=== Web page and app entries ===
= = = = = = =
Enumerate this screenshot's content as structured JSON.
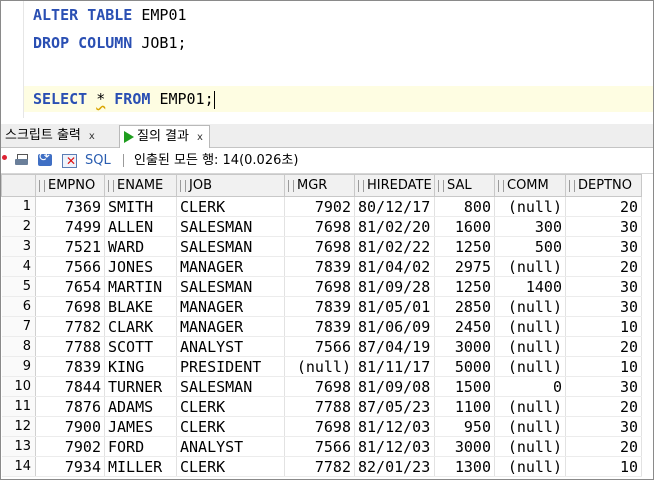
{
  "editor": {
    "line1": {
      "kw1": "ALTER",
      "kw2": "TABLE",
      "rest": "EMP01"
    },
    "line2": {
      "kw1": "DROP",
      "kw2": "COLUMN",
      "rest": "JOB1;"
    },
    "line3": {
      "kw1": "SELECT",
      "star": "*",
      "kw2": "FROM",
      "rest": "EMP01;"
    },
    "keyword_color": "#2a4fb3",
    "current_line_bg": "#fefde2"
  },
  "tabs": [
    {
      "label": "스크립트 출력",
      "close": "x"
    },
    {
      "label": "질의 결과",
      "close": "x",
      "icon": "run-icon"
    }
  ],
  "toolbar": {
    "icons": [
      "pin-icon",
      "print-icon",
      "refresh-icon",
      "delete-icon"
    ],
    "sql_label": "SQL",
    "status": "인출된 모든 행: 14(0.026초)"
  },
  "grid": {
    "columns": [
      "EMPNO",
      "ENAME",
      "JOB",
      "MGR",
      "HIREDATE",
      "SAL",
      "COMM",
      "DEPTNO"
    ],
    "rows": [
      [
        "1",
        "7369",
        "SMITH",
        "CLERK",
        "7902",
        "80/12/17",
        "800",
        "(null)",
        "20"
      ],
      [
        "2",
        "7499",
        "ALLEN",
        "SALESMAN",
        "7698",
        "81/02/20",
        "1600",
        "300",
        "30"
      ],
      [
        "3",
        "7521",
        "WARD",
        "SALESMAN",
        "7698",
        "81/02/22",
        "1250",
        "500",
        "30"
      ],
      [
        "4",
        "7566",
        "JONES",
        "MANAGER",
        "7839",
        "81/04/02",
        "2975",
        "(null)",
        "20"
      ],
      [
        "5",
        "7654",
        "MARTIN",
        "SALESMAN",
        "7698",
        "81/09/28",
        "1250",
        "1400",
        "30"
      ],
      [
        "6",
        "7698",
        "BLAKE",
        "MANAGER",
        "7839",
        "81/05/01",
        "2850",
        "(null)",
        "30"
      ],
      [
        "7",
        "7782",
        "CLARK",
        "MANAGER",
        "7839",
        "81/06/09",
        "2450",
        "(null)",
        "10"
      ],
      [
        "8",
        "7788",
        "SCOTT",
        "ANALYST",
        "7566",
        "87/04/19",
        "3000",
        "(null)",
        "20"
      ],
      [
        "9",
        "7839",
        "KING",
        "PRESIDENT",
        "(null)",
        "81/11/17",
        "5000",
        "(null)",
        "10"
      ],
      [
        "10",
        "7844",
        "TURNER",
        "SALESMAN",
        "7698",
        "81/09/08",
        "1500",
        "0",
        "30"
      ],
      [
        "11",
        "7876",
        "ADAMS",
        "CLERK",
        "7788",
        "87/05/23",
        "1100",
        "(null)",
        "20"
      ],
      [
        "12",
        "7900",
        "JAMES",
        "CLERK",
        "7698",
        "81/12/03",
        "950",
        "(null)",
        "30"
      ],
      [
        "13",
        "7902",
        "FORD",
        "ANALYST",
        "7566",
        "81/12/03",
        "3000",
        "(null)",
        "20"
      ],
      [
        "14",
        "7934",
        "MILLER",
        "CLERK",
        "7782",
        "82/01/23",
        "1300",
        "(null)",
        "10"
      ]
    ]
  }
}
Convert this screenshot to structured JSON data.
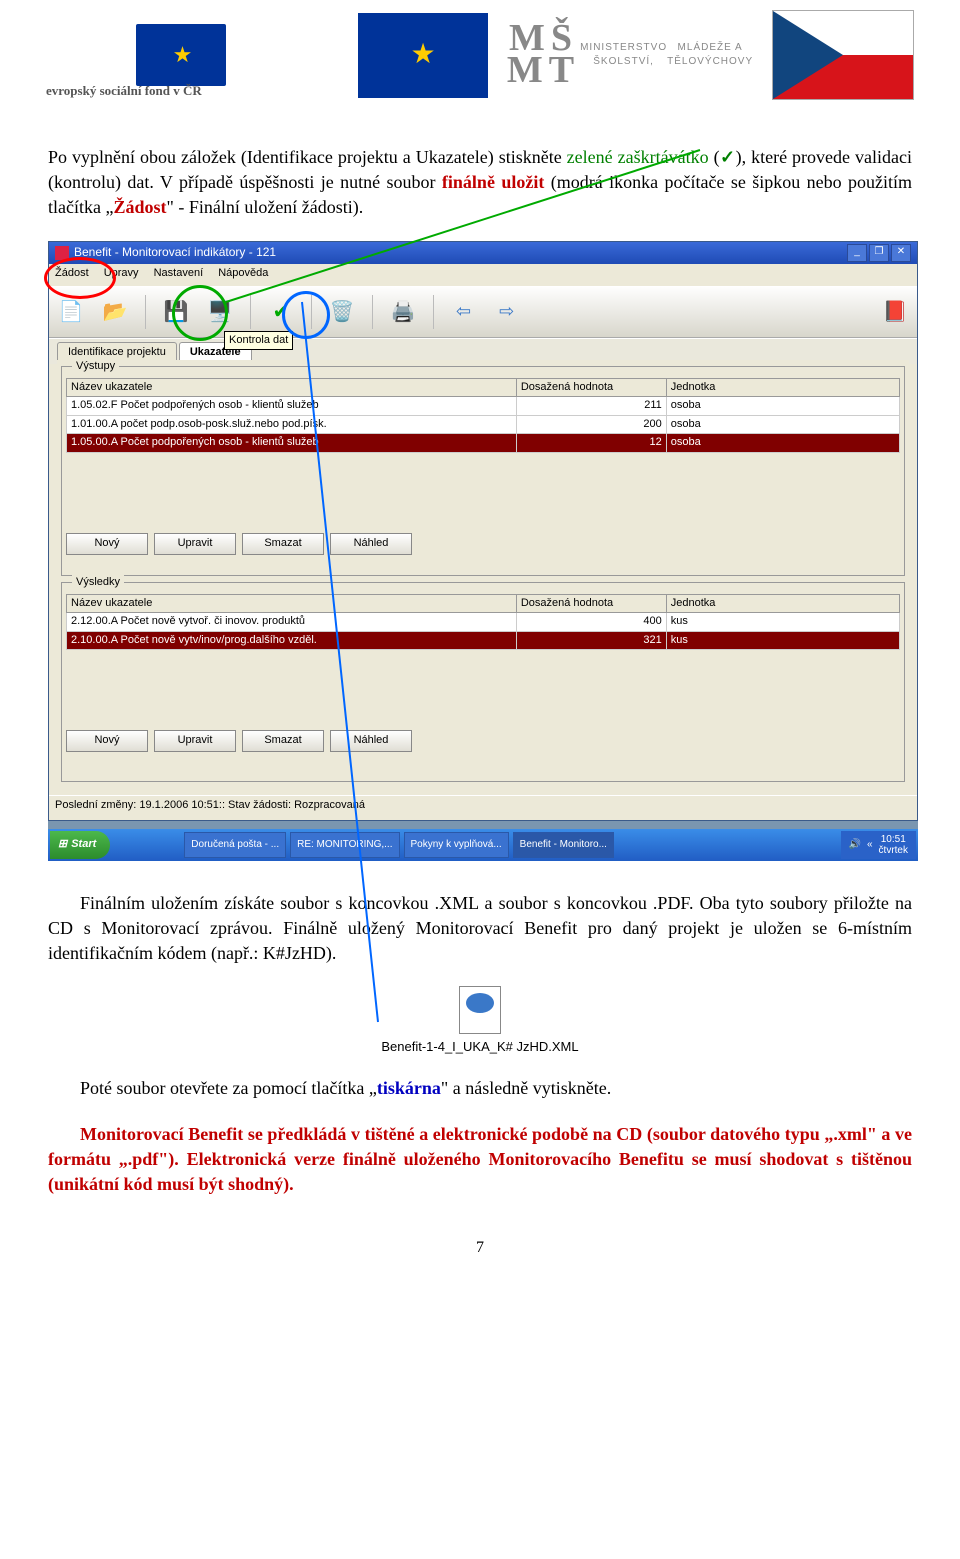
{
  "header": {
    "esf_text": "evropský sociální fond v ČR",
    "msmt_line1": "MŠ",
    "msmt_line2": "MT",
    "msmt_sub1": "MINISTERSTVO ŠKOLSTVÍ,",
    "msmt_sub2": "MLÁDEŽE A TĚLOVÝCHOVY"
  },
  "para1": {
    "t1": "Po vyplnění obou záložek (Identifikace projektu a Ukazatele) stiskněte ",
    "green1": "zelené zaškrtávátko",
    "t2": "(",
    "check": "✓",
    "t3": "), které provede validaci (kontrolu) dat. V případě úspěšnosti je nutné soubor ",
    "red1": "finálně uložit",
    "t4": " (modrá ikonka počítače se šipkou nebo použitím tlačítka „",
    "red2": "Žádost",
    "t5": "\" - Finální uložení žádosti)."
  },
  "screenshot": {
    "title": "Benefit - Monitorovací indikátory - 121",
    "menus": [
      "Žádost",
      "Úpravy",
      "Nastavení",
      "Nápověda"
    ],
    "tooltip": "Kontrola dat",
    "tabs": [
      "Identifikace projektu",
      "Ukazatele"
    ],
    "groups": {
      "vystupy": {
        "title": "Výstupy",
        "headers": [
          "Název ukazatele",
          "Dosažená hodnota",
          "Jednotka"
        ],
        "rows": [
          {
            "name": "1.05.02.F Počet podpořených osob - klientů služeb",
            "val": "211",
            "unit": "osoba",
            "sel": false
          },
          {
            "name": "1.01.00.A počet podp.osob-posk.služ.nebo pod.písk.",
            "val": "200",
            "unit": "osoba",
            "sel": false
          },
          {
            "name": "1.05.00.A Počet podpořených osob - klientů služeb",
            "val": "12",
            "unit": "osoba",
            "sel": true
          }
        ]
      },
      "vysledky": {
        "title": "Výsledky",
        "headers": [
          "Název ukazatele",
          "Dosažená hodnota",
          "Jednotka"
        ],
        "rows": [
          {
            "name": "2.12.00.A Počet nově vytvoř. či inovov. produktů",
            "val": "400",
            "unit": "kus",
            "sel": false
          },
          {
            "name": "2.10.00.A Počet nově vytv/inov/prog.dalšího vzděl.",
            "val": "321",
            "unit": "kus",
            "sel": true
          }
        ]
      }
    },
    "buttons": [
      "Nový",
      "Upravit",
      "Smazat",
      "Náhled"
    ],
    "status": "Poslední změny: 19.1.2006 10:51:: Stav žádosti: Rozpracovaná",
    "taskbar": {
      "start": "Start",
      "items": [
        "Doručená pošta - ...",
        "RE: MONITORING,...",
        "Pokyny k vyplňová...",
        "Benefit - Monitoro..."
      ],
      "clock": "10:51",
      "day": "čtvrtek"
    }
  },
  "para2": {
    "t1": "Finálním uložením získáte soubor s koncovkou .XML a soubor s koncovkou .PDF. Oba tyto soubory přiložte na CD s Monitorovací zprávou. Finálně uložený Monitorovací Benefit pro daný projekt je uložen se 6-místním identifikačním kódem (např.: K#JzHD)."
  },
  "file_label": "Benefit-1-4_I_UKA_K# JzHD.XML",
  "para3": {
    "t1": "Poté soubor otevřete za pomocí tlačítka „",
    "blue1": "tiskárna",
    "t2": "\" a následně vytiskněte."
  },
  "para4": {
    "t1": "Monitorovací Benefit se předkládá v tištěné a elektronické podobě na CD (soubor datového typu „.xml\" a ve formátu „.pdf\"). Elektronická verze finálně uloženého Monitorovacího Benefitu se musí shodovat s tištěnou (unikátní kód musí být shodný)."
  },
  "page_number": "7"
}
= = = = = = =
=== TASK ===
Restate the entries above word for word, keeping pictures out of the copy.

=== TASK RESULT ===
Enumerate this screenshot's content as structured JSON.
{
  "editor": {
    "line1": {
      "kw1": "ALTER",
      "kw2": "TABLE",
      "rest": "EMP01"
    },
    "line2": {
      "kw1": "DROP",
      "kw2": "COLUMN",
      "rest": "JOB1;"
    },
    "line3": {
      "kw1": "SELECT",
      "star": "*",
      "kw2": "FROM",
      "rest": "EMP01;"
    },
    "keyword_color": "#2a4fb3",
    "current_line_bg": "#fefde2"
  },
  "tabs": [
    {
      "label": "스크립트 출력",
      "close": "x"
    },
    {
      "label": "질의 결과",
      "close": "x",
      "icon": "run-icon"
    }
  ],
  "toolbar": {
    "icons": [
      "pin-icon",
      "print-icon",
      "refresh-icon",
      "delete-icon"
    ],
    "sql_label": "SQL",
    "status": "인출된 모든 행: 14(0.026초)"
  },
  "grid": {
    "columns": [
      "EMPNO",
      "ENAME",
      "JOB",
      "MGR",
      "HIREDATE",
      "SAL",
      "COMM",
      "DEPTNO"
    ],
    "rows": [
      [
        "1",
        "7369",
        "SMITH",
        "CLERK",
        "7902",
        "80/12/17",
        "800",
        "(null)",
        "20"
      ],
      [
        "2",
        "7499",
        "ALLEN",
        "SALESMAN",
        "7698",
        "81/02/20",
        "1600",
        "300",
        "30"
      ],
      [
        "3",
        "7521",
        "WARD",
        "SALESMAN",
        "7698",
        "81/02/22",
        "1250",
        "500",
        "30"
      ],
      [
        "4",
        "7566",
        "JONES",
        "MANAGER",
        "7839",
        "81/04/02",
        "2975",
        "(null)",
        "20"
      ],
      [
        "5",
        "7654",
        "MARTIN",
        "SALESMAN",
        "7698",
        "81/09/28",
        "1250",
        "1400",
        "30"
      ],
      [
        "6",
        "7698",
        "BLAKE",
        "MANAGER",
        "7839",
        "81/05/01",
        "2850",
        "(null)",
        "30"
      ],
      [
        "7",
        "7782",
        "CLARK",
        "MANAGER",
        "7839",
        "81/06/09",
        "2450",
        "(null)",
        "10"
      ],
      [
        "8",
        "7788",
        "SCOTT",
        "ANALYST",
        "7566",
        "87/04/19",
        "3000",
        "(null)",
        "20"
      ],
      [
        "9",
        "7839",
        "KING",
        "PRESIDENT",
        "(null)",
        "81/11/17",
        "5000",
        "(null)",
        "10"
      ],
      [
        "10",
        "7844",
        "TURNER",
        "SALESMAN",
        "7698",
        "81/09/08",
        "1500",
        "0",
        "30"
      ],
      [
        "11",
        "7876",
        "ADAMS",
        "CLERK",
        "7788",
        "87/05/23",
        "1100",
        "(null)",
        "20"
      ],
      [
        "12",
        "7900",
        "JAMES",
        "CLERK",
        "7698",
        "81/12/03",
        "950",
        "(null)",
        "30"
      ],
      [
        "13",
        "7902",
        "FORD",
        "ANALYST",
        "7566",
        "81/12/03",
        "3000",
        "(null)",
        "20"
      ],
      [
        "14",
        "7934",
        "MILLER",
        "CLERK",
        "7782",
        "82/01/23",
        "1300",
        "(null)",
        "10"
      ]
    ]
  }
}
Convert this screenshot to structured JSON data.
{
  "header": {
    "esf_text": "evropský sociální fond v ČR",
    "msmt_line1": "MŠ",
    "msmt_line2": "MT",
    "msmt_sub1": "MINISTERSTVO ŠKOLSTVÍ,",
    "msmt_sub2": "MLÁDEŽE A TĚLOVÝCHOVY"
  },
  "para1": {
    "t1": "Po vyplnění obou záložek (Identifikace projektu a Ukazatele) stiskněte ",
    "green1": "zelené zaškrtávátko",
    "t2": "(",
    "check": "✓",
    "t3": "), které provede validaci (kontrolu) dat. V případě úspěšnosti je nutné soubor ",
    "red1": "finálně uložit",
    "t4": " (modrá ikonka počítače se šipkou nebo použitím tlačítka „",
    "red2": "Žádost",
    "t5": "\" - Finální uložení žádosti)."
  },
  "screenshot": {
    "title": "Benefit - Monitorovací indikátory - 121",
    "menus": [
      "Žádost",
      "Úpravy",
      "Nastavení",
      "Nápověda"
    ],
    "tooltip": "Kontrola dat",
    "tabs": [
      "Identifikace projektu",
      "Ukazatele"
    ],
    "groups": {
      "vystupy": {
        "title": "Výstupy",
        "headers": [
          "Název ukazatele",
          "Dosažená hodnota",
          "Jednotka"
        ],
        "rows": [
          {
            "name": "1.05.02.F Počet podpořených osob - klientů služeb",
            "val": "211",
            "unit": "osoba",
            "sel": false
          },
          {
            "name": "1.01.00.A počet podp.osob-posk.služ.nebo pod.písk.",
            "val": "200",
            "unit": "osoba",
            "sel": false
          },
          {
            "name": "1.05.00.A Počet podpořených osob - klientů služeb",
            "val": "12",
            "unit": "osoba",
            "sel": true
          }
        ]
      },
      "vysledky": {
        "title": "Výsledky",
        "headers": [
          "Název ukazatele",
          "Dosažená hodnota",
          "Jednotka"
        ],
        "rows": [
          {
            "name": "2.12.00.A Počet nově vytvoř. či inovov. produktů",
            "val": "400",
            "unit": "kus",
            "sel": false
          },
          {
            "name": "2.10.00.A Počet nově vytv/inov/prog.dalšího vzděl.",
            "val": "321",
            "unit": "kus",
            "sel": true
          }
        ]
      }
    },
    "buttons": [
      "Nový",
      "Upravit",
      "Smazat",
      "Náhled"
    ],
    "status": "Poslední změny: 19.1.2006 10:51:: Stav žádosti: Rozpracovaná",
    "taskbar": {
      "start": "Start",
      "items": [
        "Doručená pošta - ...",
        "RE: MONITORING,...",
        "Pokyny k vyplňová...",
        "Benefit - Monitoro..."
      ],
      "clock": "10:51",
      "day": "čtvrtek"
    }
  },
  "para2": {
    "t1": "Finálním uložením získáte soubor s koncovkou .XML a soubor s koncovkou .PDF. Oba tyto soubory přiložte na CD s Monitorovací zprávou. Finálně uložený Monitorovací Benefit pro daný projekt je uložen se 6-místním identifikačním kódem (např.: K#JzHD)."
  },
  "file_label": "Benefit-1-4_I_UKA_K# JzHD.XML",
  "para3": {
    "t1": "Poté soubor otevřete za pomocí tlačítka „",
    "blue1": "tiskárna",
    "t2": "\" a následně vytiskněte."
  },
  "para4": {
    "t1": "Monitorovací Benefit se předkládá v tištěné a elektronické podobě na CD (soubor datového typu „.xml\" a ve formátu „.pdf\"). Elektronická verze finálně uloženého Monitorovacího Benefitu se musí shodovat s tištěnou (unikátní kód musí být shodný)."
  },
  "page_number": "7"
}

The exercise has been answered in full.